[Start of Attachment]

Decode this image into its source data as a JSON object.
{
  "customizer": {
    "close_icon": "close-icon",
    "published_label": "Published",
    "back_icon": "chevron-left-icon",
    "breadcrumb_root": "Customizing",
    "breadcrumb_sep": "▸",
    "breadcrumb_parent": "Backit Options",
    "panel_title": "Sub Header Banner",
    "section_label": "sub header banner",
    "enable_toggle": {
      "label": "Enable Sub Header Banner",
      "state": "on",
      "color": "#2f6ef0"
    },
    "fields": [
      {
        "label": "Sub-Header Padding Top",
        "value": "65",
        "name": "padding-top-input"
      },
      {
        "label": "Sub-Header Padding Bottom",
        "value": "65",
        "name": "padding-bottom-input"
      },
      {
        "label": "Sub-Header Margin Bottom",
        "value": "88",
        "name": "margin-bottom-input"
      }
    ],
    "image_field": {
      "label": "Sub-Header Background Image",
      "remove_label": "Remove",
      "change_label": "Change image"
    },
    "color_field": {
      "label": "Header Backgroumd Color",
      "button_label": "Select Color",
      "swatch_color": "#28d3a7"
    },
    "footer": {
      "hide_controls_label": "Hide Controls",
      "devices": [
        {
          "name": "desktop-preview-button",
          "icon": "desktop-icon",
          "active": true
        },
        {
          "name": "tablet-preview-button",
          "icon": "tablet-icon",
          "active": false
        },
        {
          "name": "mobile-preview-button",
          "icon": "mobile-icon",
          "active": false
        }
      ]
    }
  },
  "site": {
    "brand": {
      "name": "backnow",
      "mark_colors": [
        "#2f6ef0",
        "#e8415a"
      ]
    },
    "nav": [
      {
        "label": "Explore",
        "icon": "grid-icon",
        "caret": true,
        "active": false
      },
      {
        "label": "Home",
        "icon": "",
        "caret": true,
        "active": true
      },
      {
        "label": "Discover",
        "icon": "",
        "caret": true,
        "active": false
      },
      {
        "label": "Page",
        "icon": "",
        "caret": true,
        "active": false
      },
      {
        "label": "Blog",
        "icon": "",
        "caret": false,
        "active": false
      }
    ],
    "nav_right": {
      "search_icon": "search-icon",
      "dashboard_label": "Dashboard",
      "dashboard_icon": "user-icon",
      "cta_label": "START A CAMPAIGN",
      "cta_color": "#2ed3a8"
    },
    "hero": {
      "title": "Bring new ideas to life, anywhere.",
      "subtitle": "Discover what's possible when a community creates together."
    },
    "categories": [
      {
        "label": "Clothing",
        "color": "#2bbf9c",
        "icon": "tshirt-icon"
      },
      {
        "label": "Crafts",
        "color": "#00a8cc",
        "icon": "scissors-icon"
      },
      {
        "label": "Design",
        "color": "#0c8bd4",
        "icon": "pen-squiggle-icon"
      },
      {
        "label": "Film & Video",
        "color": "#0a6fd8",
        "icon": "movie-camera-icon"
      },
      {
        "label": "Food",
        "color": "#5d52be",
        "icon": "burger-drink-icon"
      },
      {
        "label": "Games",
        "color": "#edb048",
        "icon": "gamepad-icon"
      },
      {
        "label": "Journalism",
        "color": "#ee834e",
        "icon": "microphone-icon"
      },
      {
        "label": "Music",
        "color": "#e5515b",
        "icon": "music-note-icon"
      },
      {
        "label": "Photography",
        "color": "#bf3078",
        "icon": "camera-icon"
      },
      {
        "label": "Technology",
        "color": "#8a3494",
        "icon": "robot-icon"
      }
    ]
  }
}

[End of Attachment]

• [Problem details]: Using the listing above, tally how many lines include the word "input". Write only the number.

• [Result of the exercise]: 3